▶ _What you need to do_
Nothing should be left out: output all of the entries exactly.

(Items from a data source)
===

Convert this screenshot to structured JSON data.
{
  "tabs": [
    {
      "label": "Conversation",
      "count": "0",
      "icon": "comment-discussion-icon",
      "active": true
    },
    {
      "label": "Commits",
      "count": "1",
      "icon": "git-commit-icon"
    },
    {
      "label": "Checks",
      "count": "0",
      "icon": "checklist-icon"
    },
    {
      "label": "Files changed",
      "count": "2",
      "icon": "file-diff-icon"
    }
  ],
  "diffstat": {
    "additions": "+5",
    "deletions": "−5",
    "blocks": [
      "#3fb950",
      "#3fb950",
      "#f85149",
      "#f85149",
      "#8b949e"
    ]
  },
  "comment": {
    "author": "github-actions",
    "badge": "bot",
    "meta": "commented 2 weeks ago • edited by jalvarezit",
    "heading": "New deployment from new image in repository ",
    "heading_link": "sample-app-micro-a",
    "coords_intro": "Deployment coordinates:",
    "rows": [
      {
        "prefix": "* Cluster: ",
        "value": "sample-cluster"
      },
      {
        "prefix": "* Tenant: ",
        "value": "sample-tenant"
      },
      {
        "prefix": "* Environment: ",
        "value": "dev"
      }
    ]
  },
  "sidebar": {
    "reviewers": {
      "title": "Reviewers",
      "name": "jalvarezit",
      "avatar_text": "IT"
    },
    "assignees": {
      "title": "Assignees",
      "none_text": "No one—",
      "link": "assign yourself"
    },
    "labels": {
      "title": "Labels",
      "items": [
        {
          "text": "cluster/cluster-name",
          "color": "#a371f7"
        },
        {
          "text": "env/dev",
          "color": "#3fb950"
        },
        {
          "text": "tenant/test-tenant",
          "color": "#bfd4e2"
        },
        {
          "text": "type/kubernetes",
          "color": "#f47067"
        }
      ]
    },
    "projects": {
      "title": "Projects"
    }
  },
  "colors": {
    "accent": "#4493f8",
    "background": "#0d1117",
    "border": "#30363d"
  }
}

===

▶ _Output of the exercise_
Convert this screenshot to structured JSON data.
{
  "tabs": [
    {
      "label": "Conversation",
      "count": "0",
      "icon": "comment-discussion-icon",
      "active": true
    },
    {
      "label": "Commits",
      "count": "1",
      "icon": "git-commit-icon"
    },
    {
      "label": "Checks",
      "count": "0",
      "icon": "checklist-icon"
    },
    {
      "label": "Files changed",
      "count": "2",
      "icon": "file-diff-icon"
    }
  ],
  "diffstat": {
    "additions": "+5",
    "deletions": "−5",
    "blocks": [
      "#3fb950",
      "#3fb950",
      "#f85149",
      "#f85149",
      "#8b949e"
    ]
  },
  "comment": {
    "author": "github-actions",
    "badge": "bot",
    "meta": "commented 2 weeks ago • edited by jalvarezit",
    "heading": "New deployment from new image in repository ",
    "heading_link": "sample-app-micro-a",
    "coords_intro": "Deployment coordinates:",
    "rows": [
      {
        "prefix": "* Cluster: ",
        "value": "sample-cluster"
      },
      {
        "prefix": "* Tenant: ",
        "value": "sample-tenant"
      },
      {
        "prefix": "* Environment: ",
        "value": "dev"
      }
    ]
  },
  "sidebar": {
    "reviewers": {
      "title": "Reviewers",
      "name": "jalvarezit",
      "avatar_text": "IT"
    },
    "assignees": {
      "title": "Assignees",
      "none_text": "No one—",
      "link": "assign yourself"
    },
    "labels": {
      "title": "Labels",
      "items": [
        {
          "text": "cluster/cluster-name",
          "color": "#a371f7"
        },
        {
          "text": "env/dev",
          "color": "#3fb950"
        },
        {
          "text": "tenant/test-tenant",
          "color": "#bfd4e2"
        },
        {
          "text": "type/kubernetes",
          "color": "#f47067"
        }
      ]
    },
    "projects": {
      "title": "Projects"
    }
  },
  "colors": {
    "accent": "#4493f8",
    "background": "#0d1117",
    "border": "#30363d"
  }
}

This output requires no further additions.